Recently, rumors surfaced about Freeman wanting a trade out of Tampa Bay. Though he denied the report, the story comes out at an awful time. The Bucs chose not to extend Freeman's contract in the offseason and instead spent a third round pick on NC State quarterback Mike Glennon. If Freeman continues his struggles on and off the field, Tampa Bay won't hesitate to give its rookie signal-caller a shot to lead this offense. Freeman's teammates have conveyed they've lost faith by not voting him a team captain. Has the coaching staff lost faith too?
The case against Schiano -- He's preached the importance of discipline since arriving in Tampa Bay last season. Yet, it's discipline that has been absent from the 0-2 Buccaneers as they prepare to face the New England Patriots Sunday.

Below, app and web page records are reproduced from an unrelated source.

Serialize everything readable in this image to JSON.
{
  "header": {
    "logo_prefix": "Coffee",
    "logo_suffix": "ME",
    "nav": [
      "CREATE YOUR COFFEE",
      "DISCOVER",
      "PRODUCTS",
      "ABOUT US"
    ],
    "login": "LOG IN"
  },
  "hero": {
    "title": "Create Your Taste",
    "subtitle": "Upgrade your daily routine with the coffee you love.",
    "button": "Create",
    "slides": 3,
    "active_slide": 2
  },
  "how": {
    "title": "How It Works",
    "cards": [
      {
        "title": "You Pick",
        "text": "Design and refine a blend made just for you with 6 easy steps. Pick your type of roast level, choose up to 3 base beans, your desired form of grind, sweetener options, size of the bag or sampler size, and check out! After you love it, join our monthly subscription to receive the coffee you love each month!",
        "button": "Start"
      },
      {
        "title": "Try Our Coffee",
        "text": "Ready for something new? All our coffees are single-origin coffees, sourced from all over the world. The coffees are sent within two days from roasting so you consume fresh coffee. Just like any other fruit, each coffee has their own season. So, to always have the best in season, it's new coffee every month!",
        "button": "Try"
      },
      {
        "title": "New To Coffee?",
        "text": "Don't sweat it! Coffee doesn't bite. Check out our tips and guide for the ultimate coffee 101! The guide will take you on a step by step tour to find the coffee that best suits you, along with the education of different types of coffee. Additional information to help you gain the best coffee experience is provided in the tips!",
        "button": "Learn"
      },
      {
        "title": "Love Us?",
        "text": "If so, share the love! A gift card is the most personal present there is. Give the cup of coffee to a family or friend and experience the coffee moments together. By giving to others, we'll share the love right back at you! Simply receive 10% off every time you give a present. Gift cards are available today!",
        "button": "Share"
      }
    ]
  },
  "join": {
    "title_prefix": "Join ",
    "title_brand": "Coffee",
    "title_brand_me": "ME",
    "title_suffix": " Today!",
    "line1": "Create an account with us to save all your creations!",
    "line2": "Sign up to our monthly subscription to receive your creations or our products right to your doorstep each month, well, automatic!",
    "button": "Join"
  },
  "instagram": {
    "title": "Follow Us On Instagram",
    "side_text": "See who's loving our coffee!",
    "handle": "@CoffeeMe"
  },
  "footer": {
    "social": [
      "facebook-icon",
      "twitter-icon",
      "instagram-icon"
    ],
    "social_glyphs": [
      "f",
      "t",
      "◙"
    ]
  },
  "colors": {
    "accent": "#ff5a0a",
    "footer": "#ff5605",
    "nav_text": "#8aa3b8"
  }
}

They've committed 23 penalties, tied for the most in the NFL. Many of these infractions are fundamental issues. They fall on the coach. Three delay of games, four false starts, two illegal formations, and four unsportsmanlike penalties have killed this team. However, penalties are just part of the problem; the underlying cause is with Schiano and his coaching methods.
This isn't college anymore, coach. You aren't the head of this organization -- just a part of it. The domineering, hard-nosed style of coaching that worked with 18-to-22 year old college athletes isn't going to fly with grown men -- professionals.
Some examples of unorthodox rules include: practice doesn't begin until all players have their toes on the line. The thermostat is set at a certain temperature throughout the complex to ensure the players remain alert. Warm-up drills must be completed in perfectly straight lines or else everyone has to do it again. There is no laughing, no joking around, all serious, all the time.
This dictatorship that he's running in Tampa Bay isn't working. Players are starting to rebel. Former Bucs tight end and current New York Jets player Kellen Winslow was very critical of Schiano, describing his coaching style as "militaristic". Bucs defensive back Darrelle Revis also voiced his opinion about Schiano being too strict. And then there's this.
Furthermore, as I mentioned above, quarterback Josh Freeman was not voted a team captain for the first time since his rookie year. It's no secret that there is dissention between the player and coach. There is a lack of trust on both sides. So much so that a report surfaced about Schiano 'rigging' the captaincy vote so that Freeman didn't win on purpose. If that's true, it cripples what's already a bad situation. If false, it still adds fuel to the fire. There is something wrong with this team. Is it the coaches' fault, or the players'?
This really wouldn't be news if the team was winning games. People tend to forget little distractions when the team is winning and making the playoffs. New York Giants coach Tom Coughlin and New England Patriots coach Bill Belichick have proven that coaches don't have to be liked, can have strict rules, and still succeed in the NFL. Players ultimately make the difference. The coach has the responsibility of motivating players, and making them buy into his system.
No one is buying into Schiano. He's lost seven of his last eight games dating back to last season, and that trend looks to continue this week as Tampa Bay travels to face the Patriots. If the Buccaneers continue down this path, change(s) will be made.
James LoPresti lives in Tampa and has more than eight years experience working in the news industry. He has been published in the Tampa Tribune, and currently writes fantasy football analysis for The Draft Report. Follow him on Twitter @JLoPresti3114.
- Sports & Recreation
- American Football
- Josh Freeman
- Tampa Bay Buccaneers
- Greg Schiano